Jan. 4, 2021

The U.K. began administering COVID-19 vaccines developed by Oxford University and AstraZeneca today, making it the first nation in the world to start using the shot.

The Medicines and Healthcare products Regulatory Agency (MHRA) authorized emergency use of the Oxford-AstraZeneca vaccine last week, despite lingering skepticism about the drugmaker's dosing claims. According to the AstraZeneca, data published last month showed that when patients were given two full doses of the shot, its efficacy was about 62 percent. However, when patients received a half dose followed by a full dose, the efficacy shot up to 90 percent. Experts have speculated that the efficacy discrepancy could be related to a potency miscalculation by Oxford researchers. AstraZeneca is expected to release more data to support the higher efficacy claims. 

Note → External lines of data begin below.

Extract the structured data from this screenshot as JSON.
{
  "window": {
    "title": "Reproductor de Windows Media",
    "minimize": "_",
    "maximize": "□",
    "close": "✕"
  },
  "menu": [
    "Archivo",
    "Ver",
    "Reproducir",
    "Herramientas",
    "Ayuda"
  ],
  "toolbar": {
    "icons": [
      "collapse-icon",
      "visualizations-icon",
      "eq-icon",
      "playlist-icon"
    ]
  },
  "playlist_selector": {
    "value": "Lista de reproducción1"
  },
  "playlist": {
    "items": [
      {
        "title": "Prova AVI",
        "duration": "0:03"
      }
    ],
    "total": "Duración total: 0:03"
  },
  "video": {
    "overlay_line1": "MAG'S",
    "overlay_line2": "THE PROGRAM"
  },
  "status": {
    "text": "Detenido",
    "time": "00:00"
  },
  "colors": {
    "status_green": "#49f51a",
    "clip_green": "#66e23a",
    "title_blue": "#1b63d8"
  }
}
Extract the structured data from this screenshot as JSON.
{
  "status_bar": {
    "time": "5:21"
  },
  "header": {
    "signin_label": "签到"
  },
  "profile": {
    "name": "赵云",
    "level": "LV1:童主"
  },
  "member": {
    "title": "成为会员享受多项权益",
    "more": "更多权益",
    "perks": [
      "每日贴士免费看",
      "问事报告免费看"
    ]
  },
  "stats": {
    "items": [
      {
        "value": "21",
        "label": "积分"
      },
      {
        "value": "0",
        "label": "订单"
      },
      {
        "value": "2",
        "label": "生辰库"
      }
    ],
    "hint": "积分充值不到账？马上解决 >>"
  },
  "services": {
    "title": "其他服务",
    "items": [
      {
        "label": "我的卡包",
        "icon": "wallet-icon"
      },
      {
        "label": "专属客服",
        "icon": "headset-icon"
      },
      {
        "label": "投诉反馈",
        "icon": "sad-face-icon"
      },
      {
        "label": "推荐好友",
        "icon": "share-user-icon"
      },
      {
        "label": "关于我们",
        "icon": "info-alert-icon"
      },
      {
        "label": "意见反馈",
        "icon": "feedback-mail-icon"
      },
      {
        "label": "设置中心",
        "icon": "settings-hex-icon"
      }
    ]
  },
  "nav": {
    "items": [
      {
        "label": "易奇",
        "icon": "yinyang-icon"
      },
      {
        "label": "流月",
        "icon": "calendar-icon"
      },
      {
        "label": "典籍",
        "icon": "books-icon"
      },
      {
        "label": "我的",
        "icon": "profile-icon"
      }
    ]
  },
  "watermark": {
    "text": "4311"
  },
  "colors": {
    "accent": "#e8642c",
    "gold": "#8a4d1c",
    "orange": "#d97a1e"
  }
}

The new vaccine will be administered at a small number of hospitals for the first few days so authorities can watch out for any adverse reactions, according to AP news. The NHS is then planning to open hundreds of new vaccination sites later this week.

The rollout of the new vaccine comes as the UK is battling a surge in infections attributed to new virus variant that health authorities have said is much more contagious.

The Oxford-AstraZeneca vaccine is the second vaccine made available in the UK.  In early December, the U.K. became the first Western country to start inoculating its population with the vaccine developed by New York-based Pfizer and its German partner BioNTech.